‘Use the past to serve the present,’ declares the website of the China Centre of Jesus College, Cambridge. It seems a sensible motto, until you know that it’s the first half of a maxim of Chairman Mao’s, and that the second half is ‘make the foreign serve China’.
The China Centre is directed by Professor Peter Nolan, a fellow of Jesus and an expert on China’s economy. In the 1980s, he studied China’s collective farms and edited a volume that referred to itself as ‘a preliminary attempt to construct a new socialist political-economic strategy for Britain’.
Nolan helped to advise Wen Jiabao, China’s former prime minister, on entry into the World Trade Organisation in 2001 and later appeared as an expert witness before the US Senate, arguing against a ‘strict insistence’ on ‘WTO rules in full’ for China. He ran workshops bringing together Chinese state-owned corporations and western multinationals. An influential communist scholar-official has credited him with a study of American defence companies, so that China can close the gap in military technology. Make the foreign serve China indeed.
When students mention the ethnic cleansing in Xinjiang, Nolan is quick to belittle them. The head of Jesus’s student union, Aurelio Petrucci, suggested in a 2020 meeting of the Jesus China Centre advisory committee that the CCP abuse of the Uighurs amounts to ‘cultural genocide’. Nolan’s response was heavy on sarcasm: ‘I would be grateful if you could give us maybe an hour’s lecture on Xinjiang, its history and the role of the Weiwu’ers [Mandarin for Uighurs].’ He then told Aurelio he should be ‘trained to think in a different way’.
One of the reasons Nolan feels so comfortable suggesting re-education programmes to students is that he has support from Sonita Alleyne, appointed Master of Jesus to some fanfare in 2019.
Nolan is a director-trustee of the Cambridge China Development Trust charity, which is effectively a training programme for Chinese officials, most often from the Chinese government. When asked during the same 2020 meeting whether anyone else at the college had been a trustee of Nolan’s charity, Alleyne’s response was: ‘I don’t think that has been the case.’ It later transpired that Alleyne herself had been — but, she says, she just forgot.
It’s a cosy set-up, the Cambridge China Development Trust. In charge of ‘disseminating the results’ is Liu Chunhang, an ex-student of Nolan’s, who’s also married to Wen Ruchun, the daughter of Nolan’s friend Wen Jiabao. In 2014, Wen Ruchun gave £3.7 million to Cambridge for a new professorship fund and requested that Nolan be the inaugural professor. The fund now contains more than £7.3 million. Prior to her donation, Wen was implicated in JP Morgan’s scheme to hire the children of CCP elites in return for contracts. The bank was fined nearly $300 million.

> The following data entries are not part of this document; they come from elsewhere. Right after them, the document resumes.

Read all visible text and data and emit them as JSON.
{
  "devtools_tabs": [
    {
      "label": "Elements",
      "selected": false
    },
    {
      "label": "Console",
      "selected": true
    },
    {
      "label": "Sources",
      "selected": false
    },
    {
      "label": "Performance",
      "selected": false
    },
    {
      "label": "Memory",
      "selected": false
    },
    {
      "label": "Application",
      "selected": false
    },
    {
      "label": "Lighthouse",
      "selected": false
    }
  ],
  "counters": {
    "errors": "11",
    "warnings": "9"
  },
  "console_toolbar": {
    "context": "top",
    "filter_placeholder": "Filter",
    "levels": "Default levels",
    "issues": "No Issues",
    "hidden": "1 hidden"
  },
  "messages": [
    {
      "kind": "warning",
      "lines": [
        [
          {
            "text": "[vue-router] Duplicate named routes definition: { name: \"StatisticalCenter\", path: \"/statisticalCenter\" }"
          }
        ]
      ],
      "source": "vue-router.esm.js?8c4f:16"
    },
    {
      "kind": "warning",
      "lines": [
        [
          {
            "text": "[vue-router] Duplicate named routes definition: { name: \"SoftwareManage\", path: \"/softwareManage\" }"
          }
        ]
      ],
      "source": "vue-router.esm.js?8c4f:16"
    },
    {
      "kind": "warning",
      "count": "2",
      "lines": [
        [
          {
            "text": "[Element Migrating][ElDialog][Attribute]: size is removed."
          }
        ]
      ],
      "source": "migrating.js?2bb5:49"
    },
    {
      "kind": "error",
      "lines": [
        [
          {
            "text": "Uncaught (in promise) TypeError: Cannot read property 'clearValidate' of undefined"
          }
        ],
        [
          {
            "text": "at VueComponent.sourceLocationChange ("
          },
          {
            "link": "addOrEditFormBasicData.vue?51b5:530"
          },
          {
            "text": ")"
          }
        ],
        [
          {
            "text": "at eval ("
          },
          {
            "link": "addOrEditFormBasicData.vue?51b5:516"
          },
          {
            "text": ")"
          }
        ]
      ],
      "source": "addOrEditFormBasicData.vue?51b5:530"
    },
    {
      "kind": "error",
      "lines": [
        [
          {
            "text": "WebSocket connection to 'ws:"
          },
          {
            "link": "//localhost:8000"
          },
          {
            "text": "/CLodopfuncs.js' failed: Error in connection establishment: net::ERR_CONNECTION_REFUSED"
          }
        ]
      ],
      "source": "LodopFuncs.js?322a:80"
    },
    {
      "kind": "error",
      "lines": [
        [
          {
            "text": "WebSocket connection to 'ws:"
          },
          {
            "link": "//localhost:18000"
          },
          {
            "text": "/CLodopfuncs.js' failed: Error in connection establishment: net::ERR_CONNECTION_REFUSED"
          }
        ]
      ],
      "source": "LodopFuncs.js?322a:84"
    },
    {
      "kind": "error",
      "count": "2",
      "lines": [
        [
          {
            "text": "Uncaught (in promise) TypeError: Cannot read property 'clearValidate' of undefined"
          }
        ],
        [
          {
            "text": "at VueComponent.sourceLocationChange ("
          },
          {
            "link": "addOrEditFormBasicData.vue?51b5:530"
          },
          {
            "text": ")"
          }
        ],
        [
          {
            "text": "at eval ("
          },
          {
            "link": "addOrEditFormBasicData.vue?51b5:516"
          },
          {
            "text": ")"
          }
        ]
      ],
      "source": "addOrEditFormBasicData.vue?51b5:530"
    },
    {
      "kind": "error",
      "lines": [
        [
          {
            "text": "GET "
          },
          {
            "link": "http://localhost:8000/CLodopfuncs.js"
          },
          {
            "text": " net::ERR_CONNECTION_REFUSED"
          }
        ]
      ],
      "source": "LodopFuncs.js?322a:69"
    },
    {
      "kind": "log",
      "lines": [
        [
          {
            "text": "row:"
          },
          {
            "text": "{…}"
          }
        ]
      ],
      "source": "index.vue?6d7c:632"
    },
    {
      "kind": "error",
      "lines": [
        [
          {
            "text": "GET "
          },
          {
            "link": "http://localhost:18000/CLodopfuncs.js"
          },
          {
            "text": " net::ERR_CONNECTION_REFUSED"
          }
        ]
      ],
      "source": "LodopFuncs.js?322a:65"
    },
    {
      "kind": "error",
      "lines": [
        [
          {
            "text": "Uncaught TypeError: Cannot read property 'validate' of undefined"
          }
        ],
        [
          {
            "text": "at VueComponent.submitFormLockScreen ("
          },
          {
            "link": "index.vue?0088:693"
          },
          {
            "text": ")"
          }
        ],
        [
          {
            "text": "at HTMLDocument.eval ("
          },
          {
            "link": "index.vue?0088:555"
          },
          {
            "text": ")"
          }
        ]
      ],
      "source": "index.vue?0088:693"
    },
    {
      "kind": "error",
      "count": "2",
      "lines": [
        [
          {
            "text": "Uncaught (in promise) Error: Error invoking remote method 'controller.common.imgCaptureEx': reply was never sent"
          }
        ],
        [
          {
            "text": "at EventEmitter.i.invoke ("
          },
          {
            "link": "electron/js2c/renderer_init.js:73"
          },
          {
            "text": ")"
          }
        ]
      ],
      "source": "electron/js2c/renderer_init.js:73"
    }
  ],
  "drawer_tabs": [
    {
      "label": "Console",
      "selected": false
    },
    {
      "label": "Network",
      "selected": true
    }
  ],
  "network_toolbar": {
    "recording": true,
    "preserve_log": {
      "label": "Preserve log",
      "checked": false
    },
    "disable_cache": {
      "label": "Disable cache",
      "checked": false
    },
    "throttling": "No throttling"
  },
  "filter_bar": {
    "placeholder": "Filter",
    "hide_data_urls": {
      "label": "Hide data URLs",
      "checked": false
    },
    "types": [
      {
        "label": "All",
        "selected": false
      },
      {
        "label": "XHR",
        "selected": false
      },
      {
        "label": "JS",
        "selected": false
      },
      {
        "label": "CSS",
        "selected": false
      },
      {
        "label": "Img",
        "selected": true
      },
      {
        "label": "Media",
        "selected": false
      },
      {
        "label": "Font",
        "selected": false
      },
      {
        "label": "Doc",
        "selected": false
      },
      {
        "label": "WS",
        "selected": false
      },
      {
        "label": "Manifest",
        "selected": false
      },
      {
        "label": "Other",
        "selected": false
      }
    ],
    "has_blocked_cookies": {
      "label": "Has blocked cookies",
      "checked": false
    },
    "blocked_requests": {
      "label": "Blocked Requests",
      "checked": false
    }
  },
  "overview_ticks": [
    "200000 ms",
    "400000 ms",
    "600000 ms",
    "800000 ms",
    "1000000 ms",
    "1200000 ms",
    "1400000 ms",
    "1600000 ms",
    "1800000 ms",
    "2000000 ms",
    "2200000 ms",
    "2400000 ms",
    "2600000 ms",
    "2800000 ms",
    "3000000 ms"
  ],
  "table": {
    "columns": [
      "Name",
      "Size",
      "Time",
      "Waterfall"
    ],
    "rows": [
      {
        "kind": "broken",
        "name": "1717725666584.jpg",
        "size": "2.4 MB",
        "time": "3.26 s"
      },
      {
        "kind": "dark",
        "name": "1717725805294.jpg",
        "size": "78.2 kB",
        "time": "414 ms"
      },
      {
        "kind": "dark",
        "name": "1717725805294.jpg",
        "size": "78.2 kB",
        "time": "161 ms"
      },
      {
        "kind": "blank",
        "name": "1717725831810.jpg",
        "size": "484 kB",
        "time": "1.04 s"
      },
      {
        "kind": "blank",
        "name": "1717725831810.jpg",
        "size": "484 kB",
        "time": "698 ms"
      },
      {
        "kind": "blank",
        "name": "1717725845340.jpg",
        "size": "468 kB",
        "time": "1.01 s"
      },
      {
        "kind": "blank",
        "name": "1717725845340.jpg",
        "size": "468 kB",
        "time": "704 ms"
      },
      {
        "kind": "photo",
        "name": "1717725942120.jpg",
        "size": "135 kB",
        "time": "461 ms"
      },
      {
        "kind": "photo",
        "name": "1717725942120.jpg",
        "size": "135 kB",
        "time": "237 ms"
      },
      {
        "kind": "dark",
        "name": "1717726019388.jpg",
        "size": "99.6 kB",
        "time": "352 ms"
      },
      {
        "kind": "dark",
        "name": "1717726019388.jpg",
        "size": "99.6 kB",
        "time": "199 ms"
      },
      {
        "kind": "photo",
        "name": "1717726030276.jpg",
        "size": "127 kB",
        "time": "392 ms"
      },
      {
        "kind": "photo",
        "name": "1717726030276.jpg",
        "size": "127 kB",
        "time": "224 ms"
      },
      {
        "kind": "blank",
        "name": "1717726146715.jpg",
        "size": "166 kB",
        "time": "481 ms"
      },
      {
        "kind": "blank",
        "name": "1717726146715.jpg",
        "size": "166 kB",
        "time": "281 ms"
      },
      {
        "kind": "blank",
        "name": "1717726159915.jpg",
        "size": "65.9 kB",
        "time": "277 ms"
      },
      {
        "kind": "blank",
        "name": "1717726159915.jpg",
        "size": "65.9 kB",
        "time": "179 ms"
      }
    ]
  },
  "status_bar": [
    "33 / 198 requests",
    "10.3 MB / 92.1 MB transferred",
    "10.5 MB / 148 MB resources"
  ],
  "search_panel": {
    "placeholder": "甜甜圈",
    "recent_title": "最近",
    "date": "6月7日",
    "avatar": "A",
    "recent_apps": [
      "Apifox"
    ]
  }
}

Nolan’s trust boasts that the CCP’s Central Organisation Department values his organisation highly, awarding it an overall mark of 99.09 per cent, ‘higher than any other training programme in the history of the Department’. They consider that it ‘plays a vital role in China’s interaction with global business’. One alumnus was made minister at the CCP’s United Front Work Department, which infiltrates politics and business worldwide. The excellence of Nolan’s programme perhaps explains his appointment in 2012 to our government’s Asia Task Force.
The more you read about the Cambridge China Development Trust, the easier it is to see how valuable it is to China. When Trust delegations meet ministers at the Foreign Office, for instance, does that have to be publicly declared? It’s a charitable trust, after all, not a foreign government body.
Fellows at Cambridge are leading an independent review of the China Centre, and in the meantime students must continue to demand transparency. But there will be those who don’t like this. They will cry McCarthy, or like Alleyne, complain of ‘a political atmosphere which is basically coming from America’ — as if the Uighurs and the streams of Britons fleeing Hong Kong simply did not exist.